_TO DO_: What you return must be every line below that includes the word "Teens".

RAW DATA Block Start

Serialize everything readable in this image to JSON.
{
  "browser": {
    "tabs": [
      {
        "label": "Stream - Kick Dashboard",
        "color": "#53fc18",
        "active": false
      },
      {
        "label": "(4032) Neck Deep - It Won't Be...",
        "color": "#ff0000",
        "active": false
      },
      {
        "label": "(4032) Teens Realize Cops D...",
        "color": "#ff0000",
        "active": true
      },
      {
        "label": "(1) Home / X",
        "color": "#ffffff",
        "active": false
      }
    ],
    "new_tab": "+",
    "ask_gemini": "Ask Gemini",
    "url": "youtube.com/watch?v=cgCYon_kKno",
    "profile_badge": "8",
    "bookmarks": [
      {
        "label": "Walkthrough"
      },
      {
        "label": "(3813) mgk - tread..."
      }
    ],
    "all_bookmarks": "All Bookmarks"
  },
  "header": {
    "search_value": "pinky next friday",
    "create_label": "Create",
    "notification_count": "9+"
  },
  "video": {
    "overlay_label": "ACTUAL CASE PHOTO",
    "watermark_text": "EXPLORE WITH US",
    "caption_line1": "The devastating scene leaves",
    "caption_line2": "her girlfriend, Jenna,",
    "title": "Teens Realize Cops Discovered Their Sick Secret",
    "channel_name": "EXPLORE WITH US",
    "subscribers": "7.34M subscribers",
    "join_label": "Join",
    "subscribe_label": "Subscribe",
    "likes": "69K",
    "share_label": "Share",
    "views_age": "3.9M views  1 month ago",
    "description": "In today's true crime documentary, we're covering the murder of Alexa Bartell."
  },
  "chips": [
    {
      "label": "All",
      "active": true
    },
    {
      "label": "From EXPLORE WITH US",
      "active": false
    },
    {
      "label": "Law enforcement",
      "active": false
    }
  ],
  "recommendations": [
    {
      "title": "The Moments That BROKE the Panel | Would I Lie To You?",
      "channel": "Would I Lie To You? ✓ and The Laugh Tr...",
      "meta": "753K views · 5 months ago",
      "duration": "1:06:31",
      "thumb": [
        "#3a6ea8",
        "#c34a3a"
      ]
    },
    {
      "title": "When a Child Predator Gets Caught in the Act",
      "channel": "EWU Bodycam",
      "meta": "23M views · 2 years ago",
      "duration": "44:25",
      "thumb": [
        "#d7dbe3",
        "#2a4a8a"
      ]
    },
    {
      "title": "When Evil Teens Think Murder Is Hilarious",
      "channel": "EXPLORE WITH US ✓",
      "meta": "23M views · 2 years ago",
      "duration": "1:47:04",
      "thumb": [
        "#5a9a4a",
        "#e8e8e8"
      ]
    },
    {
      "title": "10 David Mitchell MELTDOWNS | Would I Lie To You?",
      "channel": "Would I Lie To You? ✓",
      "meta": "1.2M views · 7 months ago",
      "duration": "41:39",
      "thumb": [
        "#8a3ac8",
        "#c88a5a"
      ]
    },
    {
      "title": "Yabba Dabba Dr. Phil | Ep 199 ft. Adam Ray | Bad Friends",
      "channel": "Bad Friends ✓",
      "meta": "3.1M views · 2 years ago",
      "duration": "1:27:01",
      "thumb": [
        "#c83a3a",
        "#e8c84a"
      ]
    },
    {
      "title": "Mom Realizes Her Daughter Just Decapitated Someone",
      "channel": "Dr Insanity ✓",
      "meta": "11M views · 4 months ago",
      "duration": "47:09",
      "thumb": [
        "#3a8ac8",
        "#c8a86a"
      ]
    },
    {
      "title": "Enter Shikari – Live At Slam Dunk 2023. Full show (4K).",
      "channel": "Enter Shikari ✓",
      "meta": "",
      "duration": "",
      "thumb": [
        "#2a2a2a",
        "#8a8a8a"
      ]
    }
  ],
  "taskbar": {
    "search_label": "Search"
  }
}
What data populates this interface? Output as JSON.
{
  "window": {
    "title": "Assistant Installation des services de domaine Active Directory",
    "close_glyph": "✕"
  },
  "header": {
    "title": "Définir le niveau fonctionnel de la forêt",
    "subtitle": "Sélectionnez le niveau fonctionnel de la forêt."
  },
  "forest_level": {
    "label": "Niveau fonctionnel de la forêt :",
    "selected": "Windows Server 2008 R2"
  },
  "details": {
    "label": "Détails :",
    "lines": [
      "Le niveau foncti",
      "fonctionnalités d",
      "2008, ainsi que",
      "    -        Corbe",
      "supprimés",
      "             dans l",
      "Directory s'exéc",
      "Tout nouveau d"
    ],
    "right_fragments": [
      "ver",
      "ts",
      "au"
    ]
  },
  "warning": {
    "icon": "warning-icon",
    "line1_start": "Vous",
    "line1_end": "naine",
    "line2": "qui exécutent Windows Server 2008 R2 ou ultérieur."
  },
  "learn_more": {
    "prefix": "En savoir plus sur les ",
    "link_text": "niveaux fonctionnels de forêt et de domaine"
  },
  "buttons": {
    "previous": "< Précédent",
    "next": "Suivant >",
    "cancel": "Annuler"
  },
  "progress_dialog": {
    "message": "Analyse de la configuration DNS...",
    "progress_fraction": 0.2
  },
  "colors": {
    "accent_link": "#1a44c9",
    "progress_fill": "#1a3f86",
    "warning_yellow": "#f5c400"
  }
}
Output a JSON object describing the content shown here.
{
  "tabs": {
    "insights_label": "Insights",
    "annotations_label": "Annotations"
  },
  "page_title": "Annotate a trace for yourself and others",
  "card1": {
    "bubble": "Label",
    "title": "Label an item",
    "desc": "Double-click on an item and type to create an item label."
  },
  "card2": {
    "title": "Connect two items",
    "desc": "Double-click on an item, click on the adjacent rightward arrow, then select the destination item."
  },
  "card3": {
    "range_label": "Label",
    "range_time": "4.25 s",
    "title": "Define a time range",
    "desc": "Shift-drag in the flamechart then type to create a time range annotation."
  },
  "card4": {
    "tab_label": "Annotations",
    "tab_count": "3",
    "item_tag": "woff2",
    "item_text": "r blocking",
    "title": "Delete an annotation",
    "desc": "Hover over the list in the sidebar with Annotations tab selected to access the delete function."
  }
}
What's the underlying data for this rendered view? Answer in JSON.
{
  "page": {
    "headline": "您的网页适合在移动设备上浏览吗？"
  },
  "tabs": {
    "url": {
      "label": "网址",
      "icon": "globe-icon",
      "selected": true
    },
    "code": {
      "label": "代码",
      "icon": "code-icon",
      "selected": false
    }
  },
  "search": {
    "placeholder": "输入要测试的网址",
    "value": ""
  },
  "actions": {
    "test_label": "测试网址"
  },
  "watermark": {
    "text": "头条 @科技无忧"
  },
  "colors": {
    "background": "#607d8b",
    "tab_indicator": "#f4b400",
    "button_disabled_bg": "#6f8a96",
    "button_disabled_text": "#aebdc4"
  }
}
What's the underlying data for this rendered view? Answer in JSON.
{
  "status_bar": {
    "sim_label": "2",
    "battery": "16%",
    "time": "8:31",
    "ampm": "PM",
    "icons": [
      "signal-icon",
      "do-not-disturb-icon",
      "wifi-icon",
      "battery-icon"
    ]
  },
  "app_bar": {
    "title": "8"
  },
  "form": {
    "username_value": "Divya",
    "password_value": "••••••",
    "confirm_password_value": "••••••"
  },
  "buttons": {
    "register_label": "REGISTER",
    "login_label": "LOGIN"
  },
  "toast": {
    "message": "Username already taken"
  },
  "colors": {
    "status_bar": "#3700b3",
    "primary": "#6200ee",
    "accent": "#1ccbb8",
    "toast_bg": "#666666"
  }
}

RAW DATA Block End

_EXERCISE RESPONSE_:
        "label": "(4032) Teens Realize Cops D...",
    "title": "Teens Realize Cops Discovered Their Sick Secret",
      "title": "When Evil Teens Think Murder Is Hilarious",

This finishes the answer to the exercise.